== Segment start ==

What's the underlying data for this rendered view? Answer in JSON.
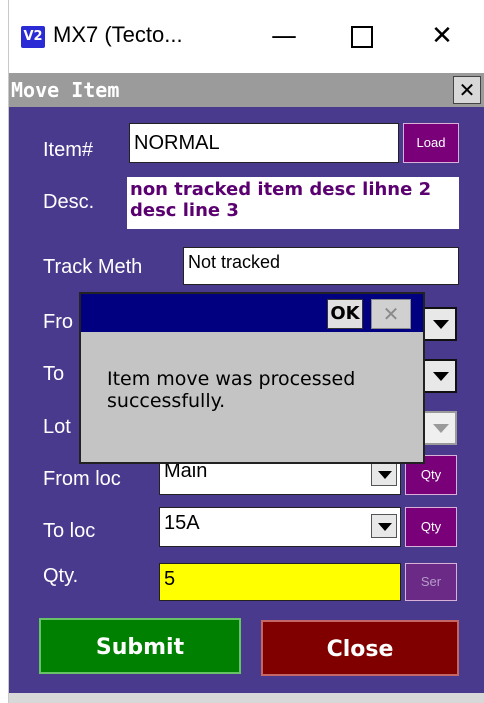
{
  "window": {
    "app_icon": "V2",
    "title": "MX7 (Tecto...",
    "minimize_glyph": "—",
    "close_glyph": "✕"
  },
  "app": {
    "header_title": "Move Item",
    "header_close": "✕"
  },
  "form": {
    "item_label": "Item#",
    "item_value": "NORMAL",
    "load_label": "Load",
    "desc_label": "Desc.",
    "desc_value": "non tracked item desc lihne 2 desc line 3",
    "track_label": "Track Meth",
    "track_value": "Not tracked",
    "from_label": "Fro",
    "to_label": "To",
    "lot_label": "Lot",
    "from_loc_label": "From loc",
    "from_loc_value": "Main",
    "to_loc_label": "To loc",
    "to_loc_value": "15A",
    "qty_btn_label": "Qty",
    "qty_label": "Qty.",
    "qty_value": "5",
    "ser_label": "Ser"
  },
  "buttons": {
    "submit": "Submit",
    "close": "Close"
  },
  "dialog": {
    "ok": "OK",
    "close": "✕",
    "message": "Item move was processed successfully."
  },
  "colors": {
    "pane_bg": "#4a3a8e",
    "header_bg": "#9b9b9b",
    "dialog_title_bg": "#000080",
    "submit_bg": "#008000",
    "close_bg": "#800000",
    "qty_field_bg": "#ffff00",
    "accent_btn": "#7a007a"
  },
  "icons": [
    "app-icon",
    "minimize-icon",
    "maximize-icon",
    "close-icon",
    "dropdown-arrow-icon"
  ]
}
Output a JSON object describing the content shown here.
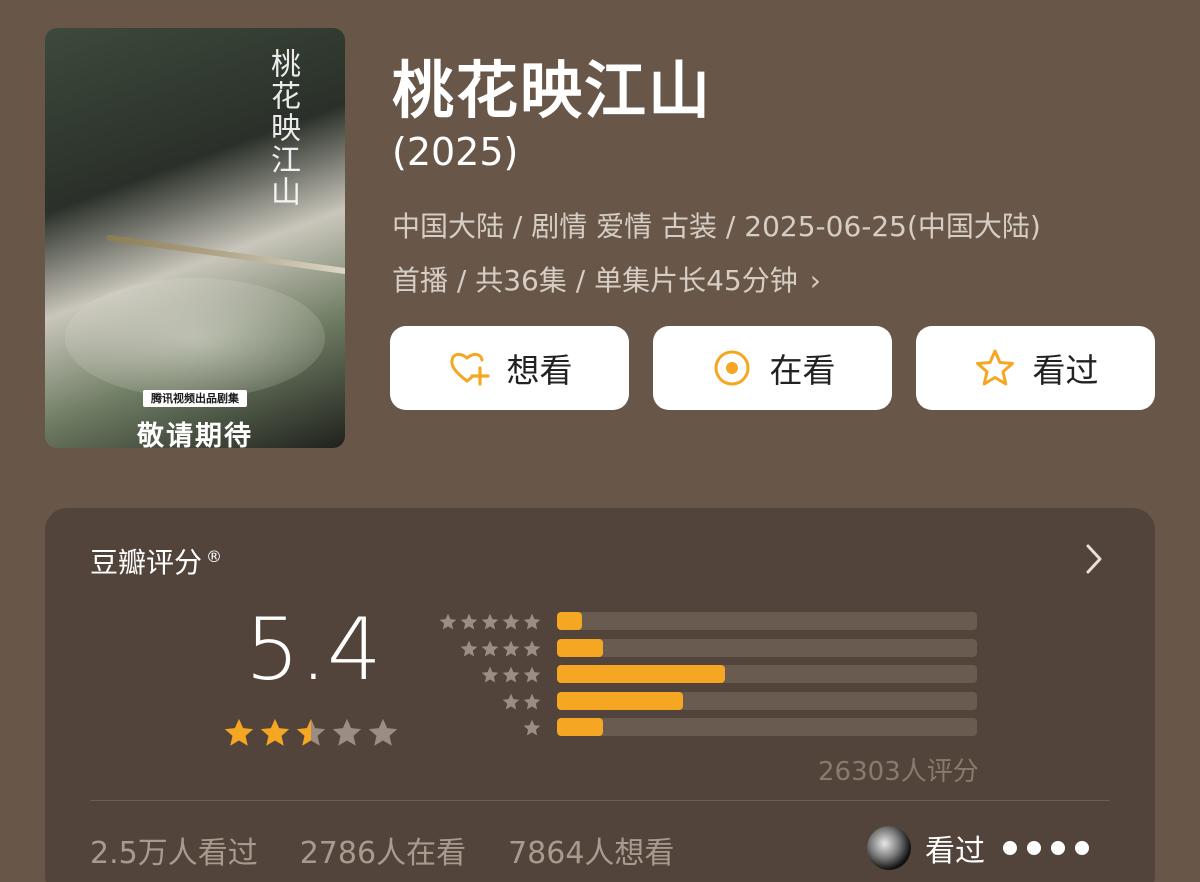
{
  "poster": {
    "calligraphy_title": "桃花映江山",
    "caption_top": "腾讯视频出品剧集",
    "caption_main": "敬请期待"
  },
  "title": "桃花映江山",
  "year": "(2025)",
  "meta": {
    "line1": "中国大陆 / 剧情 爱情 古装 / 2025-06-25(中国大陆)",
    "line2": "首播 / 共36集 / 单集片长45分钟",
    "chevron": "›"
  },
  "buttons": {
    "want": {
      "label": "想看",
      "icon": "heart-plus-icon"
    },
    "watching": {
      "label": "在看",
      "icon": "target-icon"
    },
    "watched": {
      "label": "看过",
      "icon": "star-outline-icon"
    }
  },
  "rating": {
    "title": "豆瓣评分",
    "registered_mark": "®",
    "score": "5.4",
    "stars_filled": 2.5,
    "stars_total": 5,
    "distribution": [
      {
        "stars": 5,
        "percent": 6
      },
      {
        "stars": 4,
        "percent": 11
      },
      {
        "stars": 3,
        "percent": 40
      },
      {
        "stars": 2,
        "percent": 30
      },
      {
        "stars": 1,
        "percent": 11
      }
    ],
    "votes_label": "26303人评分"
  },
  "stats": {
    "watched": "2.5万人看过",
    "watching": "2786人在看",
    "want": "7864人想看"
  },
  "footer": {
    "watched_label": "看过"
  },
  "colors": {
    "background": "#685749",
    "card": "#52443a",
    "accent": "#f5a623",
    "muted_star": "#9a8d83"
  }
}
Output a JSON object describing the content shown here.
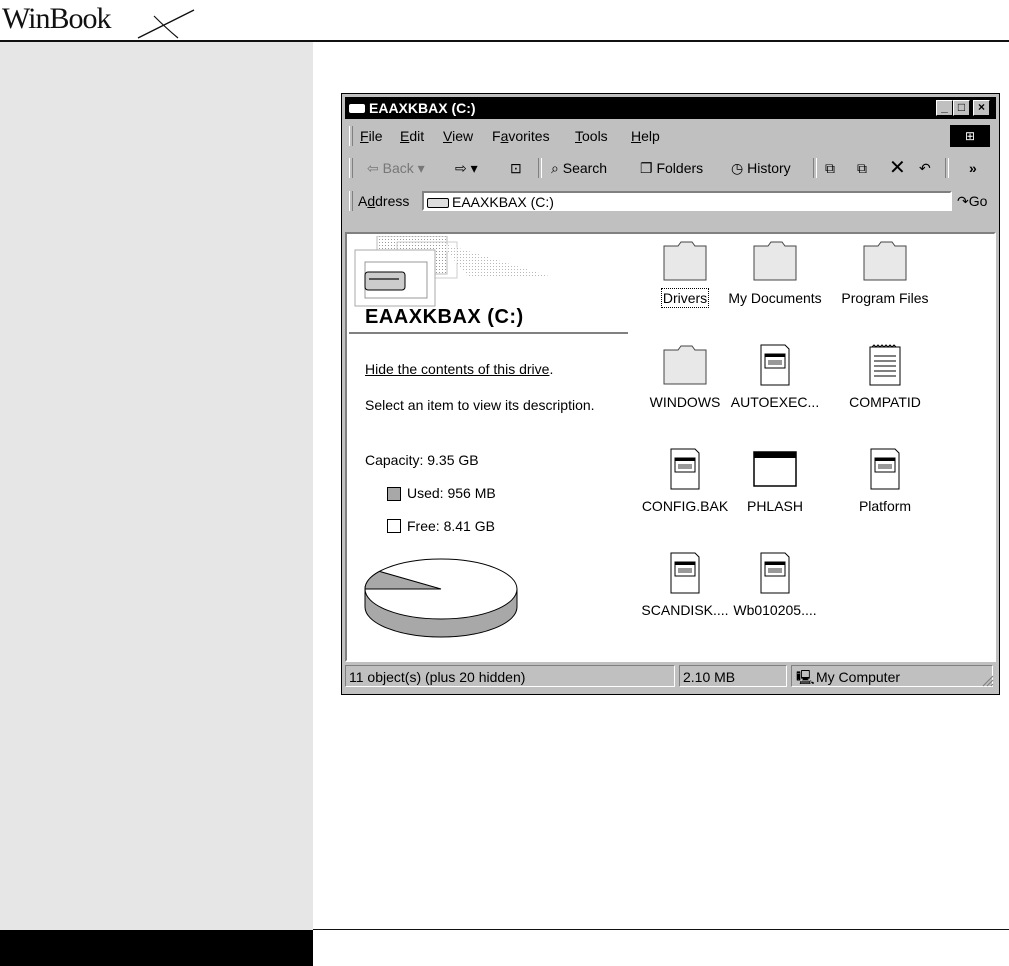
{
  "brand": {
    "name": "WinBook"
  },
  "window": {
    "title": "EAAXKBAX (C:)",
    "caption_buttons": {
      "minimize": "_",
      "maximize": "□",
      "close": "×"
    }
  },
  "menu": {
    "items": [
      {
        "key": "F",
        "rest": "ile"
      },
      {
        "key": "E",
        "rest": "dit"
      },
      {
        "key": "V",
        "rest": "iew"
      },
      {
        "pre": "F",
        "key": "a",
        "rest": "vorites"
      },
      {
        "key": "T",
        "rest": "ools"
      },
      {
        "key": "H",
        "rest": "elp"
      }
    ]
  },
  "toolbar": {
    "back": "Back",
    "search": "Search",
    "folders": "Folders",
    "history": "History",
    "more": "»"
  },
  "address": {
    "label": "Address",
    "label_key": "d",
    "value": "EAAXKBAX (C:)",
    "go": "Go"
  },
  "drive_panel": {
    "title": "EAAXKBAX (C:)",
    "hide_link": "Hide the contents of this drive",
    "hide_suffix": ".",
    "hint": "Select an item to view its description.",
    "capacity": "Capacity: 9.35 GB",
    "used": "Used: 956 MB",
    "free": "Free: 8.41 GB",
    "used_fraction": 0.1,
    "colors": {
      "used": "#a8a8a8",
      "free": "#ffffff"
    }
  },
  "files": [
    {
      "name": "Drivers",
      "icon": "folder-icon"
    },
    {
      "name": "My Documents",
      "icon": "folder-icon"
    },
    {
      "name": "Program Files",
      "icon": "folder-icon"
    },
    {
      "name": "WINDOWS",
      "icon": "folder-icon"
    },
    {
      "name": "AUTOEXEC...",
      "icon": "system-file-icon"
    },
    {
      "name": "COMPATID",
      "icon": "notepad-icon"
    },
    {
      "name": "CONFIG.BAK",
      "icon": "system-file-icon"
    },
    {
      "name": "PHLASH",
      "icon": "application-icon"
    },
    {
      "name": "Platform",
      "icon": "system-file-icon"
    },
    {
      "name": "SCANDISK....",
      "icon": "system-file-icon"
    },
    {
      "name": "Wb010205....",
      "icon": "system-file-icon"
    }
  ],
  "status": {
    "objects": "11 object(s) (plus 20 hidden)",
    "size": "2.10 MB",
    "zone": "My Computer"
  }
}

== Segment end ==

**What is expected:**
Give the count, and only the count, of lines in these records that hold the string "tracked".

**Response to this task:**
2